The newcomer to stock trading can often be confused about the different kinds of shares which can be held in a company. The two most important kinds of these are common stock, also known as ordinary shares, and preferred stock or preference shares.
The terms “common” or “ordinary” are used to distinguish this kind of shares from what are known as “preferred” or “preference” shares. Common stocks are also sometimes referred to as voting shares because common stock holders are usually able to have an influence on the activity of the company through voting.
The most basic difference between common stock and preferred stock is that, should the company go into bankruptcy, preferred stock holders, along with creditors and holders of bonds in the company, will be paid out before the common stock holders. In this sense, common stock is the least secure form of share in a company.
Of course there’s a flip side to everything and the flip side to the greater insecurity of common stock is that these stocks usually perform better than preferred and other forms of stock. So while stockholders will be at the end of the line for any payout should the company be wound up, they’re in the front row when the company is doing well.

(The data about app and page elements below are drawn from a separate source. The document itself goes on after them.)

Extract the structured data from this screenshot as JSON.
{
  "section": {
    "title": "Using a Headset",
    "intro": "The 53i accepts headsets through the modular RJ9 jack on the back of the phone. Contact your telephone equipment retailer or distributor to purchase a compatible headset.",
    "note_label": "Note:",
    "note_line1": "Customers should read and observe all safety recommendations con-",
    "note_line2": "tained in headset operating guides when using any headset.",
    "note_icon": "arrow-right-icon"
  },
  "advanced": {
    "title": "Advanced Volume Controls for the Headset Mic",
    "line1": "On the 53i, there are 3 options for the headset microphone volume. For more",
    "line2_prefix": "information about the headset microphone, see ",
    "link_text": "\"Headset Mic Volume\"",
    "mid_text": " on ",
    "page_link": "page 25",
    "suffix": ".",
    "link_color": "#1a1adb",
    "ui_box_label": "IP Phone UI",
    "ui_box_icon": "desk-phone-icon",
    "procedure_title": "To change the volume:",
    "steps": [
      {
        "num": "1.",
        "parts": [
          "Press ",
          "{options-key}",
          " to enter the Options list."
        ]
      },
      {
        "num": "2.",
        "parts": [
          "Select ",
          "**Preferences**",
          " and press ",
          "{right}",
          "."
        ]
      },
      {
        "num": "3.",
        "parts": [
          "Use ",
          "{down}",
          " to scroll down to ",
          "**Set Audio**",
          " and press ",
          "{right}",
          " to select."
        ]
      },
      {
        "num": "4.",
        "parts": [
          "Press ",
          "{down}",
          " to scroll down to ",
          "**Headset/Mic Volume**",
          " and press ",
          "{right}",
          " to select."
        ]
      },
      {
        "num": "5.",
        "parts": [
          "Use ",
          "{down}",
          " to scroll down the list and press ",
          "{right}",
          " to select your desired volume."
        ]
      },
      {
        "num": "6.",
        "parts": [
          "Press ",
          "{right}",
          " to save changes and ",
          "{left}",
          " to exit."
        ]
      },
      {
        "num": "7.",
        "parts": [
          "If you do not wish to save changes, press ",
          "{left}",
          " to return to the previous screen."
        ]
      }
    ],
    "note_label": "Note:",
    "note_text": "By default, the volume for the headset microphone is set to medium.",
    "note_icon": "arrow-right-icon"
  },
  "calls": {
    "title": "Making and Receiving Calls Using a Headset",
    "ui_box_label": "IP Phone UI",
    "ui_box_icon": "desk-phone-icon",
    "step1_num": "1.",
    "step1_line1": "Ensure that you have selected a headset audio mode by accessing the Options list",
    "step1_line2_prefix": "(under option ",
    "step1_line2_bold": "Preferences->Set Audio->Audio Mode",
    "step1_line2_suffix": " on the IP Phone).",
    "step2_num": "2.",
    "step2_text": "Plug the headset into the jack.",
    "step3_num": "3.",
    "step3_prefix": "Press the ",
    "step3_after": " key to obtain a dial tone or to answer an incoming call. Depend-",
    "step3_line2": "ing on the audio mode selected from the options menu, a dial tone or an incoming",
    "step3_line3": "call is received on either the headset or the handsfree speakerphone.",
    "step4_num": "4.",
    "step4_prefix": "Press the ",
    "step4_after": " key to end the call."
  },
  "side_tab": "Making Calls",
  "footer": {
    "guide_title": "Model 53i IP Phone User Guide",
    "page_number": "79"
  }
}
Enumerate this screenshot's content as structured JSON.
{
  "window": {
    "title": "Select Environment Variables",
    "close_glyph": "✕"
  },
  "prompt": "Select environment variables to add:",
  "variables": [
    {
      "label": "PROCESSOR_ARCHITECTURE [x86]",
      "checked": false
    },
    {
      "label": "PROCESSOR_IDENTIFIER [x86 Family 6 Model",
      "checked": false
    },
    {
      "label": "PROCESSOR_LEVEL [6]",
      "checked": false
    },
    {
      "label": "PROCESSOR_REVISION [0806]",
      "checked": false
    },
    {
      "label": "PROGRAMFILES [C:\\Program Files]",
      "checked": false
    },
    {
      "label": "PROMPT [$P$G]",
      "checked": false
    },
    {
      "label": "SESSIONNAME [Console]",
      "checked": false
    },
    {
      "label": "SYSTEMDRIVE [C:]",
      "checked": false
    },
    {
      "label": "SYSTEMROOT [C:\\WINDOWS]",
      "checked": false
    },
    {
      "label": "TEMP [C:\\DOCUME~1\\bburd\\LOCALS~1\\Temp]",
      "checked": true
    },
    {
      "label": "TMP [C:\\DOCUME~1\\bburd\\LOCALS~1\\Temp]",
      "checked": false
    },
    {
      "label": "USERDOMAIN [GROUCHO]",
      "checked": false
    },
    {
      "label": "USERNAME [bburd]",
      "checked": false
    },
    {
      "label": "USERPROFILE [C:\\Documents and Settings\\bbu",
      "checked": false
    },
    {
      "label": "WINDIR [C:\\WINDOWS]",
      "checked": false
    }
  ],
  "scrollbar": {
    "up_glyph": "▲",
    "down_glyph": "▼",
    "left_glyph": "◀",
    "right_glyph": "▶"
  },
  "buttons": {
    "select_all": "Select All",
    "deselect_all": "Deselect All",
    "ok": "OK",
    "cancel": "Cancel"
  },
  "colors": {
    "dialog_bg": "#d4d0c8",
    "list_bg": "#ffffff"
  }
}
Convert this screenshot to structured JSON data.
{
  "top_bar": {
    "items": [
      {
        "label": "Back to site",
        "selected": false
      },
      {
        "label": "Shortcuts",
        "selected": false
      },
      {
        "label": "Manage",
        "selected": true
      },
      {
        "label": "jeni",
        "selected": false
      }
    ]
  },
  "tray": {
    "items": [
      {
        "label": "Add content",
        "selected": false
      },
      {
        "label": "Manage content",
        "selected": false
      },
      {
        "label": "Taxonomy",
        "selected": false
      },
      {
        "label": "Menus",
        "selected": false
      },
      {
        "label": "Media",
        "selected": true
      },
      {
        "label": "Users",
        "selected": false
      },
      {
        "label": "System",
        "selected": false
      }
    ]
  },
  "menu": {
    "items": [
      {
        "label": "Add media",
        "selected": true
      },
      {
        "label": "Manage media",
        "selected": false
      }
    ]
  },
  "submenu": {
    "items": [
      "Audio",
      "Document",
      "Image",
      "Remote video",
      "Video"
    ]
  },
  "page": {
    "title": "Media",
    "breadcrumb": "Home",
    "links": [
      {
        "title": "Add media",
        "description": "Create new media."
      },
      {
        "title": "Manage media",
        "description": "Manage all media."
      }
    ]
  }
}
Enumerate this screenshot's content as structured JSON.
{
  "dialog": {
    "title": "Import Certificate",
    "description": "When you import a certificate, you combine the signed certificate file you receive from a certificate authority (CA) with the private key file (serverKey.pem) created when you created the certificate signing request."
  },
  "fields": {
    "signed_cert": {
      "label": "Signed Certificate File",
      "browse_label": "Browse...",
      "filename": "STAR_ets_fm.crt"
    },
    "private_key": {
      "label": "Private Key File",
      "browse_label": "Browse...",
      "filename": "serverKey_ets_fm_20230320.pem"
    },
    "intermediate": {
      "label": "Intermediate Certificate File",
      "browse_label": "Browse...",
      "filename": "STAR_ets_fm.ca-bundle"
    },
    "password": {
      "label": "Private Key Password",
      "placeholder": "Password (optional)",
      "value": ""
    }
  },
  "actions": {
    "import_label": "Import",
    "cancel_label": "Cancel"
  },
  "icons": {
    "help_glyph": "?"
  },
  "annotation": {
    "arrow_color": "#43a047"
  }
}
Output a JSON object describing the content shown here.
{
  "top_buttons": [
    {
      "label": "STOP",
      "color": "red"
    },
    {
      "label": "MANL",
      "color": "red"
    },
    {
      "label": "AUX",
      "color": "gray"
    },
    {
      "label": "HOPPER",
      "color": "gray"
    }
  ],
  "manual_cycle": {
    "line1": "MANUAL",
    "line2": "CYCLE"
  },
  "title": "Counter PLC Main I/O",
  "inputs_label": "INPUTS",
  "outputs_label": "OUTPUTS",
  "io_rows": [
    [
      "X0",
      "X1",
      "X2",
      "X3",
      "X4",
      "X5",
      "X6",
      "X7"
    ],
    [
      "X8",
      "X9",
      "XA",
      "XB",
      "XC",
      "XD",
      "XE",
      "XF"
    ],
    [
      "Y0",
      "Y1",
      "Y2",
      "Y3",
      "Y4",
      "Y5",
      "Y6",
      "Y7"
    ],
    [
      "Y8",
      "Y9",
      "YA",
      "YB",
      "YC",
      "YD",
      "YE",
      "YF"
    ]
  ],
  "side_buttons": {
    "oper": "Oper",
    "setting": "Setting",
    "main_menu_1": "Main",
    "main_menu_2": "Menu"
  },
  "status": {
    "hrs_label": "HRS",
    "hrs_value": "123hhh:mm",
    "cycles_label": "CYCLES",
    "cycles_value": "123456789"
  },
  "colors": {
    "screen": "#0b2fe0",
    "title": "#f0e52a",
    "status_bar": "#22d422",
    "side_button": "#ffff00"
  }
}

Common stock holders may also be the most vulnerable to any manipulation by unscrupulous company directors. Because they have no fixed dividend, their annual return on their investment will be subject to the company’s earnings in any year and what proportion of profits will be paid as dividends, reinvested in the company or otherwise disposed of.
When a company issues additional stock to raise capital, the value of each original share may be diluted. Because of this some common stock includes what are known as pre-emptive rights. This means that, in the event of a new stock issue, the common stock holder is able to retain the same proportion of ownership.
Rights of the Common Stock Holder
Holders of common stock have the right to receive dividends, when declared by the company board, and an unlimited right to sell stocks at a profit, known as a capital gain, both on licensed stock exchanges and in private transactions, whenever a buyer is available.
Common stocks also carry the right to a proportion of any capital acquired in the case of a company merger or other major transaction. Like dividends, this must be approved by the company shareholders. They are also entitled to a share of any realization of assets in the case of the company being liquidated.
Common stock holders also have the right to vote on the election of directors and on other major decisions such as amendments to the company regulations, mergers and sales of assets.